I feel like the suggested distinction between bayes and science is somewhat forced. Before I knew of bayes, I knew of Occam's razor and its incredible role in science. I had always been under the impression that science favored simpler hypotheses. If it is suggested that we don't see people rigorously adhering to bayes theorem when developing hypotheses, then the answer to why is not because science doesn't value the simpler hypotheses suggested by bayes and priors, but because determining the simplest hypothesis is incredibly difficult to do in many cases. And this difficulty is acknowledged in the post. As is such, I'm not seeing science as diverging from bayes, the way its practiced is just a consequence of the admitted difficulty of finding the correct priors and determining the space of hypotheses.

Similarly, if the Bayesian answer is difficult to compute, that doesn't mean that Bayes is inapplicable; it means you don't know what the Bayesian answer is.

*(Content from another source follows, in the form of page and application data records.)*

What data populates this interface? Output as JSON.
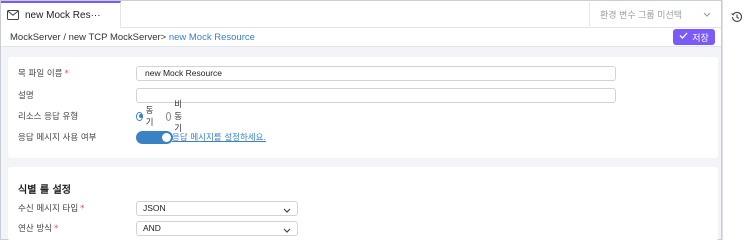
{
  "tab": {
    "label": "new Mock Res···"
  },
  "env_select": {
    "placeholder": "환경 변수 그룹 미선택"
  },
  "breadcrumb": {
    "path": "MockServer / new TCP MockServer> ",
    "current": "new Mock Resource"
  },
  "toolbar": {
    "save_label": "저장"
  },
  "form": {
    "file_name_label": "목 파일 이름",
    "file_name_value": "new Mock Resource",
    "description_label": "설명",
    "description_value": "",
    "response_type_label": "리소스 응답 유형",
    "response_type_options": [
      "동기",
      "비동기"
    ],
    "response_type_selected": "동기",
    "response_msg_label": "응답 메시지 사용 여부",
    "response_msg_enabled": true,
    "response_msg_link": "응답 메시지를 설정하세요."
  },
  "identify_rules": {
    "title": "식별 룰 설정",
    "msg_type_label": "수신 메시지 타입",
    "msg_type_value": "JSON",
    "operation_label": "연산 방식",
    "operation_value": "AND"
  },
  "colors": {
    "accent": "#7a5af8",
    "link": "#3b82c4",
    "required": "#e05252"
  }
}
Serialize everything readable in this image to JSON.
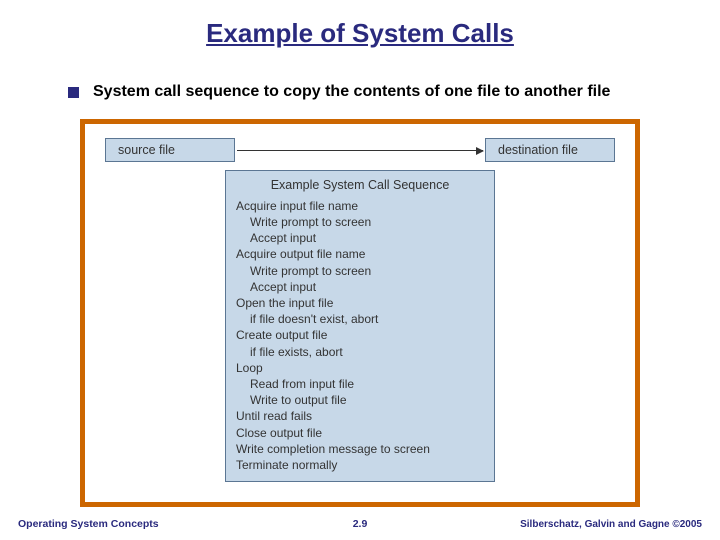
{
  "title": "Example of System Calls",
  "bullet": "System call sequence to copy the contents of one file to another file",
  "diagram": {
    "source_label": "source file",
    "dest_label": "destination  file",
    "seq_title": "Example System Call Sequence",
    "lines": {
      "l0": "Acquire input file name",
      "l1": "Write prompt to screen",
      "l2": "Accept input",
      "l3": "Acquire output file name",
      "l4": "Write prompt to screen",
      "l5": "Accept input",
      "l6": "Open the input file",
      "l7": "if file doesn't exist, abort",
      "l8": "Create output file",
      "l9": "if file exists, abort",
      "l10": "Loop",
      "l11": "Read from input file",
      "l12": "Write to output file",
      "l13": "Until read fails",
      "l14": "Close output file",
      "l15": "Write completion message to screen",
      "l16": "Terminate normally"
    }
  },
  "footer": {
    "left": "Operating System Concepts",
    "center": "2.9",
    "right": "Silberschatz, Galvin and Gagne ©2005"
  }
}
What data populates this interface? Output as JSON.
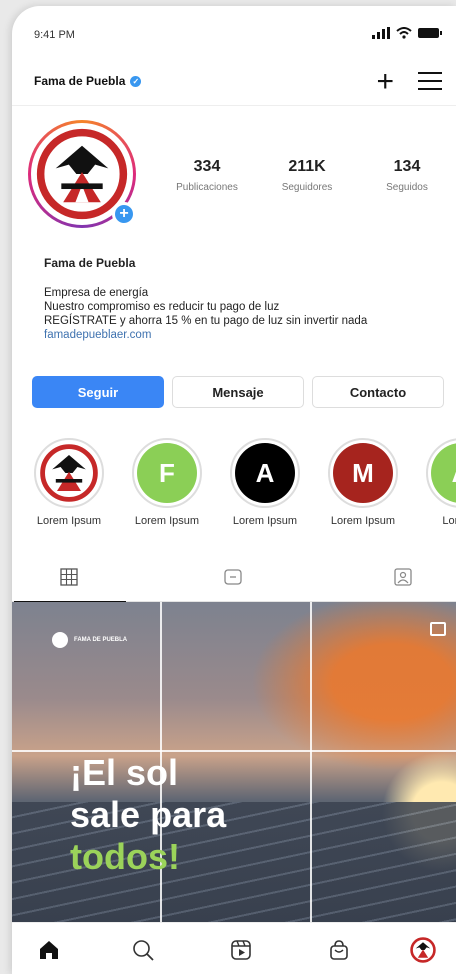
{
  "status_bar": {
    "time": "9:41 PM"
  },
  "header": {
    "username": "Fama de Puebla",
    "add_label": "+"
  },
  "profile": {
    "stats": [
      {
        "value": "334",
        "label": "Publicaciones"
      },
      {
        "value": "211K",
        "label": "Seguidores"
      },
      {
        "value": "134",
        "label": "Seguidos"
      }
    ],
    "name": "Fama de Puebla",
    "bio": [
      "Empresa de energía",
      "Nuestro compromiso es reducir tu pago de luz",
      "REGÍSTRATE y ahorra 15 % en tu pago de luz sin invertir nada"
    ],
    "link": "famadepueblaer.com"
  },
  "actions": {
    "follow": "Seguir",
    "message": "Mensaje",
    "contact": "Contacto"
  },
  "highlights": [
    {
      "letter": "",
      "label": "Lorem Ipsum",
      "color": "#ffffff"
    },
    {
      "letter": "F",
      "label": "Lorem Ipsum",
      "color": "#8bcf56"
    },
    {
      "letter": "A",
      "label": "Lorem Ipsum",
      "color": "#000000"
    },
    {
      "letter": "M",
      "label": "Lorem Ipsum",
      "color": "#a6241e"
    },
    {
      "letter": "A",
      "label": "Lorem I",
      "color": "#8bcf56"
    }
  ],
  "post": {
    "brand": "FAMA DE PUEBLA",
    "headline_1": "¡El sol",
    "headline_2": "sale para",
    "headline_3": "todos!"
  },
  "colors": {
    "accent": "#3a86f5",
    "brand_red": "#c62828"
  }
}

The author is far too free with the notion of the Bayesian answer. At the level of common practice there is meta-analysis, which is fraught with problems. There's subjective Bayesianism, which is fine in principle, but in practice has the same limitations: why should that be my prior? what underlying mechanism can explain all these inconsistently measured results and how do I formulate all those complicating possibilities into a likelihood function? Objective priors are a perennial subject of research in statistics which help somewhat in simple parametric problems. Non-parametric priors (e.g. Dirichlet, Gaussian, Levy, ... processes) can be made to work in some cases, but aren't easy to formulate in statistically efficient, computationally efficient, or even sensible (e.g. statistically consistent) ways, in general. AIXI and Solomonoff priors hold out tantalizing theoretical possibilities, but these are not yet practicable.

The best practice of smart scientists and statisticians in my experience is a process of iterative refinement. (This is true both in their own head and in the conduct of "Science." Call it a computational shortcut, if you will, designed to accomodate our limited human brains. Importantly, it also let's us stand on the shoulders of the giants who came before.)

One conducts experiments, build models and hypotheses, tests predictions, and conducts new experiments. Bayesian inference is only a consistent way to procede to the truth if the prior contains mass on that truth. Often reality turns out to be more complicated than we had any business imagining it to be before conducting the experiments, and practicable priors would have missed out on it.

The main point here then is that iteration and testing of models happens as a part of the process of understanding an experiment / analyzing data, not just at the level of designing a sequence of experiments.

Box's 1980 paper contains much wisdom still relevant today to the aspiring rationalist: http://www.cs.princeton.edu/courses/archive/fall11/cos597C/reading/Box1980.pdf